+1 Recommend
0 collections
      • Record: found
      • Abstract: found
      • Article: not found

      Primary angiosarcoma of the spleen. A clinicopathologic study of 40 cases.

      The American Journal of Surgical Pathology

      Adult, Aged, Aged, 80 and over, Biological Markers, analysis, Female, Hemangiosarcoma, chemistry, pathology, physiopathology, Humans, Immunohistochemistry, Male, Middle Aged, Splenic Neoplasms

      Read this article at

          There is no author summary for this article yet. Authors can add summaries to their articles on ScienceOpen to make them more accessible to a non-specialist audience.


          Forty primary splenic angiosarcomas occurring in 21 men and 19 women, 19-84 years old (median 59 years) are reported. Patients presented with splenomegaly (35 of 38, 92%), abdominal pain (33 of 40, 83%), and systemic symptoms such as fatigue (2 of 40, 5%), fever (4 of 40, 10%), and/or weight loss (16 of 40, 40%). Five (13%) experienced splenic rupture associated with hemoperitoneum. Abnormal laboratory findings included cytopenia (31 of 34, 91%), leukocytosis (8 of 21, 38%), and thrombocytosis (1/39, 3%). Most spleens weighed 500-1,000 g (mean, 1,180 g). The cut splenic surfaces showed multiple hemorrhagic nodules that were frequently associated with infarction, although some had a diffuse pattern of involvement. Microscopically, there were a variety of histologic patterns displayed by the vasoformative component. A honeycomb or sponge-like pattern was common in some, whereas others simulated a cavernous hemangioma or normal splenic sinuses (pseudosinusoidal pattern). Papillary endothelial tufts and solid proliferations of spindled to round to epithelioid cells were also seen. Factor VIII-related antigen was detected in 19 of 23 cases, BMA-120 in 18 of 23, UEA-1 receptor in 18 of 23, and vimentin in 23 of 23 as well as CD68 antigen in 1 of 23 cases. S-100 protein and cytokeratin were not found in any of the 23 cases studied. Metastases in 22 of 32 patients (69%) were to the liver (13 patients), bone or bone marrow (7 patients), lymph nodes (1 patient), and brain (1 patient). Three patients had concomitant malignancies and one had a prior history of a mixed B-cell lymphoma 5 years previously that had been treated with chemotherapy. Follow-up in 38 patients revealed that 30 (79%) are dead at a median interval of 6 months (range 0-48 months) and 8 are alive 5-21 months after diagnosis. These findings indicate that splenic angiosarcoma is an aggressive neoplasm with a high metastatic rate and an abysmal prognosis.
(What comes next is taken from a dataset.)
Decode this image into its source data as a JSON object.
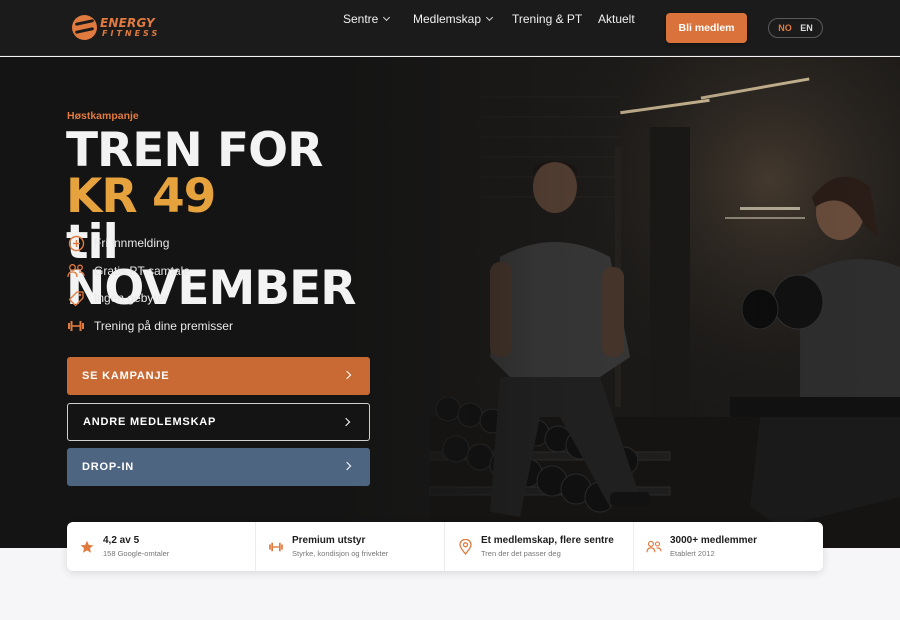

Recognition of the wide range of histologic patterns is of diagnostic value but no apparent prognostic significance.

          Related collections

          Author and article information



          Comment on this article